As an artist and historian my interest is in collections and taxonomy. These can be museum collections which cross cultural, historical and natural science boundaries or those of the individual, whether the antiquarian, lepidopterist or today’s collector of memorabilia.
Historically a 'Cabinet of Curiosity' contained ambiguous objects; those which refused to fit into any recognised system of taxonomy. It was a display of the wealth and education of the collector, constantly rearranged to inspire awe and wonder in both the physical object and the imagined stories it evokes. Today, with increased mobility, technology and globalisation, the world has shrunk and we see objects as familiar; their power to seduce and amaze is diminished, yet we still seek the curious, strange and unique to build our own collections. As we tweet, post and build our Pinterest galleries, mobile phones and computer screens have become the twenty-first century vitrine where the virtual is constantly competing to take the place of the physical.
As the pace of the dissemination of news quickens amid an ever increasing multitude of platforms, we struggle with what is real and what is 'fake' news and gossip, rumour and opinion abound. The same was true in the eighteenth-century; the ‘Age of Enlightenment’, as theoreticians and natural philosophers sought to categorise the world, the printing press allowed ideas and information to be disseminated both quickly and cheaply; the world was turned on its head with 'truths' questioned and information unreliable and ambiguous. In drawing parallels between the past and present I seek to ‘unbind’ traditionally perceived connections and explore taxonomical ambiguity through visual collections and juxtapositions of objects alongside the written word.

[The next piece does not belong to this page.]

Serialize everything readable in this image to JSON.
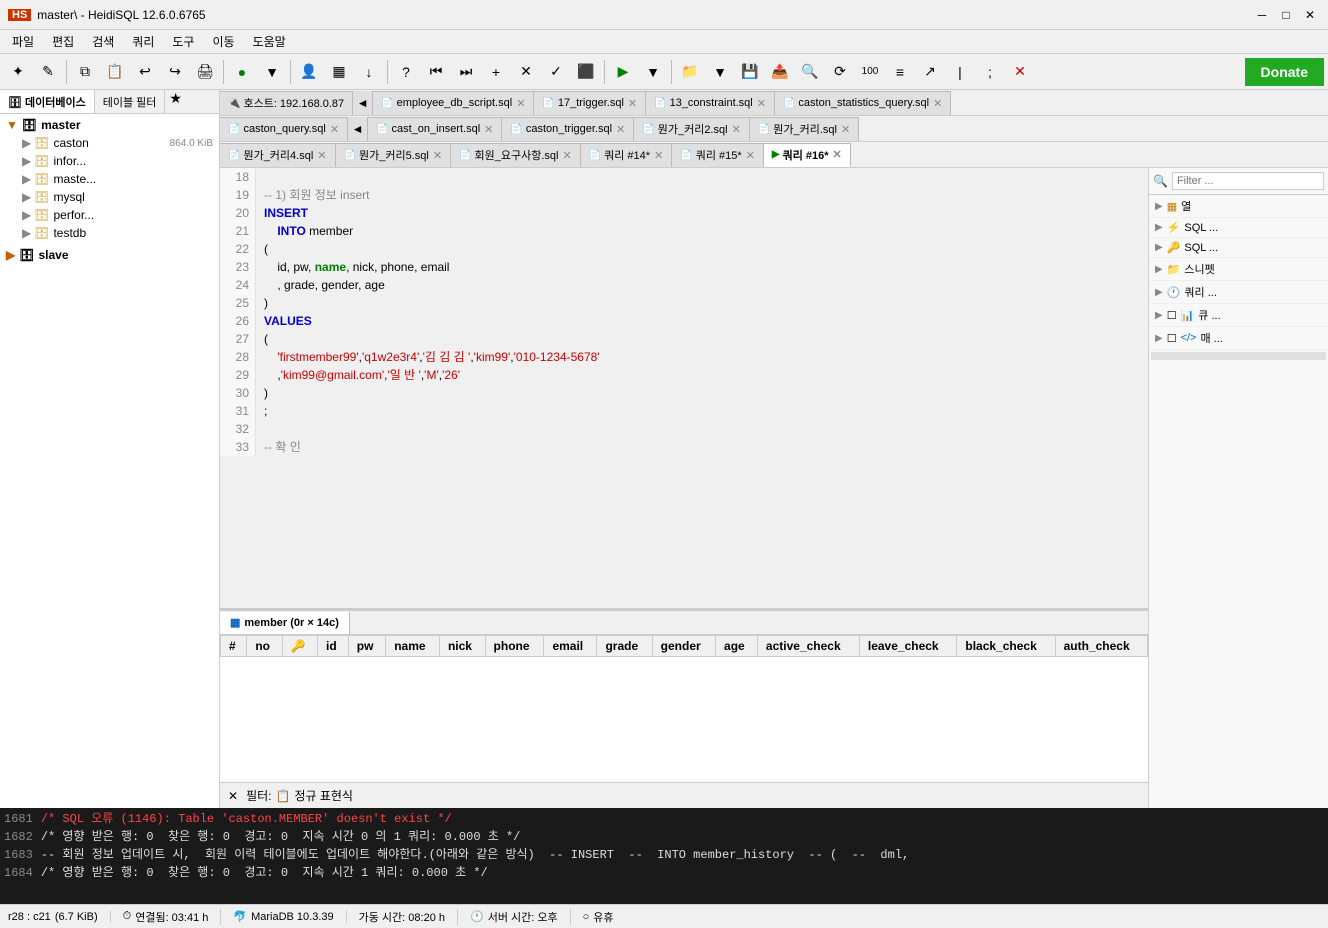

My current research is for a PhD which crosses the disciplines of History and Fine Art and Computer Science. I question how, in Linnaean botanical taxonomy, the prioritisation of the male stamen over the female stigma alongside the metaphors of domesticity and marital relationships used by Linnaeus to explain his system, related to the social norms and gendered hierarchy of the English eighteenth-century elite. My thesis will consist of physical artwork alongside an interactive data visualisations, in the form of timelines, maps, family trees and the like which act as both ‘artefacts’ and curatorial prompts to my written work.
For more information on my work see www.annegriffiths.com